“We really need to make sure that we can have as big a bill as possible so that we can meet all of these different needs,” Lee said, noting that the latest economic forecast for February showed Minnesota has the capacity to commit. for $ 3.3 billion.

Sanitation systems and aging higher education infrastructure are particularly critical, said Rep. Dean Urdahl, the Republican leader of the Capital Investment Committee. He offered a more modest picture of what the bail bill might look like.

“We could go over $ 1 billion. I think my caucus leaders have been open to doing that,” Urdahl said recently as he strolled through St. Paul’s Zoo in Como with other lawmakers during a ‘a liaison tour. They listened to a zookeeper describe the need for new skylights and the addition of a male orangutan.

The fate of a bail bill is often decided in the last days or hours of a legislative session.
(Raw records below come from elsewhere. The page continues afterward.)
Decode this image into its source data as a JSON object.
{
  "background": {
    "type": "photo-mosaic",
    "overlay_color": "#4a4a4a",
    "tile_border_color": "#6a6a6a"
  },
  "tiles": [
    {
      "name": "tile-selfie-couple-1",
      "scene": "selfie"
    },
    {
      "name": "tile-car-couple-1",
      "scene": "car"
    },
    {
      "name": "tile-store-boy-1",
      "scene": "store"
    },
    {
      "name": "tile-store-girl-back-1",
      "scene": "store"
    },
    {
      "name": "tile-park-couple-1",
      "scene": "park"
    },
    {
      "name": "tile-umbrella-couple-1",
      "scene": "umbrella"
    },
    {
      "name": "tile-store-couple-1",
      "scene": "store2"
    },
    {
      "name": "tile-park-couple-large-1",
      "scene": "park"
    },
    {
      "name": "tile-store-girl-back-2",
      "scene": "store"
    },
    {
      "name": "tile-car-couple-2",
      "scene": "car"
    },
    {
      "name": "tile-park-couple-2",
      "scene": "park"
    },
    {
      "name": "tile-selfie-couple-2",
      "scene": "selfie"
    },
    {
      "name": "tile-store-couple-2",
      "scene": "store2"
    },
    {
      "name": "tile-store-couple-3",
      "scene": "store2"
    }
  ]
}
It requires three-fifths of the members of the House and Senate to support it, which makes a deal particularly difficult.

House Speaker Melissa Hortman, DFL-Brooklyn Park, said if a deal couldn’t be reached with House Republicans, lawmakers could resort to a cash-only infrastructure bill or maybe with obligations which do not require a qualified majority.

“We are not going to let the people who just want to be partisan and just to filibuster get in the way of the projects that the Minnesotans need, or hinder the maximum use of this federal bill,” he said. she declared.


startribune Gt Itly

Not all news on the site expresses the point of view of the site, but we transmit this news automatically and translate it through programmatic technology on the site and not from a human editor.